[[ Supplied records, beginning ]]

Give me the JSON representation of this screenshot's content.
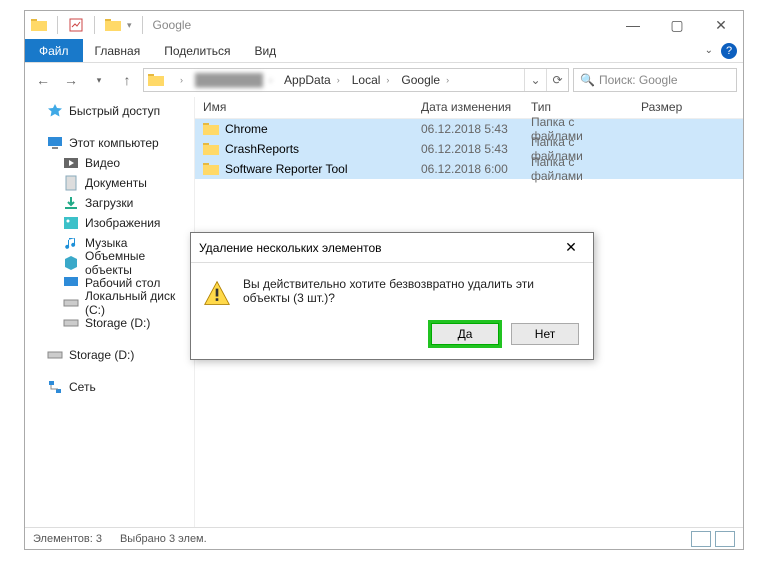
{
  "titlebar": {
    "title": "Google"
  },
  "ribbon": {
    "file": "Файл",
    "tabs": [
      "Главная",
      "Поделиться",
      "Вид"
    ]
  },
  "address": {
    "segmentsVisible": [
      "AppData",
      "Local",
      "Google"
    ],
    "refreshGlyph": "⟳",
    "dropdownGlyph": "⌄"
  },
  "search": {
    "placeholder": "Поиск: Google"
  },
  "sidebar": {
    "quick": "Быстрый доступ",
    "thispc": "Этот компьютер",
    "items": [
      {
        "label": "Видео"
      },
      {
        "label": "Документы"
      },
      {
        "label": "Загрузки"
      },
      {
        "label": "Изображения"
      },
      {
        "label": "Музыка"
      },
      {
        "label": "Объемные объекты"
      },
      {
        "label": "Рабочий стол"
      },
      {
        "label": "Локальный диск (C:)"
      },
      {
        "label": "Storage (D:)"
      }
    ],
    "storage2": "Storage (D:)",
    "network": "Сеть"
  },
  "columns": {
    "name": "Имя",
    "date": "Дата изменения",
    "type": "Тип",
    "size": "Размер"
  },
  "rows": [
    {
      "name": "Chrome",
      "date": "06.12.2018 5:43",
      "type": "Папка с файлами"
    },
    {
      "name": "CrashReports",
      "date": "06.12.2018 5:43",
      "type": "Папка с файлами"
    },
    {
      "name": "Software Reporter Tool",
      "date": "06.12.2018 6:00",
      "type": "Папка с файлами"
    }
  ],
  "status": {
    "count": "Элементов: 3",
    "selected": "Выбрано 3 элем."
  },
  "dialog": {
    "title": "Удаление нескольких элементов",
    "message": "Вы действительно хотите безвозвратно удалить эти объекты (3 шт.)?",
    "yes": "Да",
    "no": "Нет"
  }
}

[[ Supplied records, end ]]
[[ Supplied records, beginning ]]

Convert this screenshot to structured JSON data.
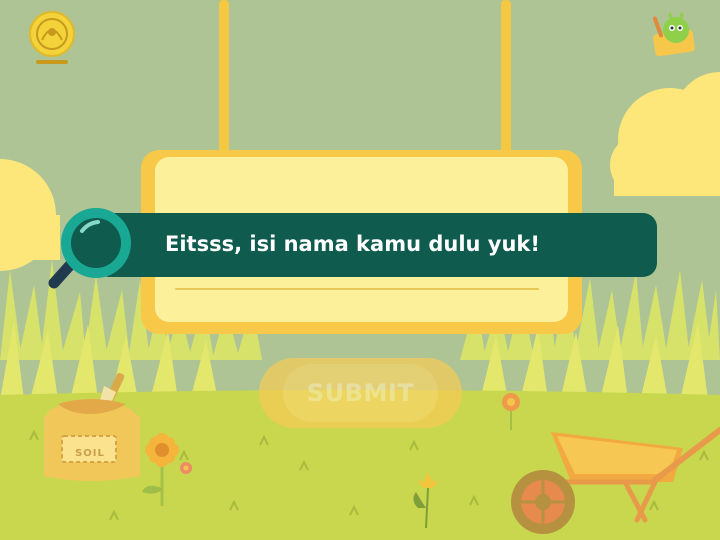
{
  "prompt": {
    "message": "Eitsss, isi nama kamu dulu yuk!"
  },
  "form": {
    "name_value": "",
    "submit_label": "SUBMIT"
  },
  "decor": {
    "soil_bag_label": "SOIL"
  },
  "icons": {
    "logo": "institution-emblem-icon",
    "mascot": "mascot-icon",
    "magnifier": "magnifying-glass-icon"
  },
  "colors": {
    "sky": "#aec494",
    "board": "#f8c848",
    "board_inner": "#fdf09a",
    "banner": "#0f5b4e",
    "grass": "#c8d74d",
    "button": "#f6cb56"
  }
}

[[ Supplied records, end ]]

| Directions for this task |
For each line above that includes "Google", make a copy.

| Task result |
    "title": "Google"
      "Google"
    "placeholder": "Поиск: Google"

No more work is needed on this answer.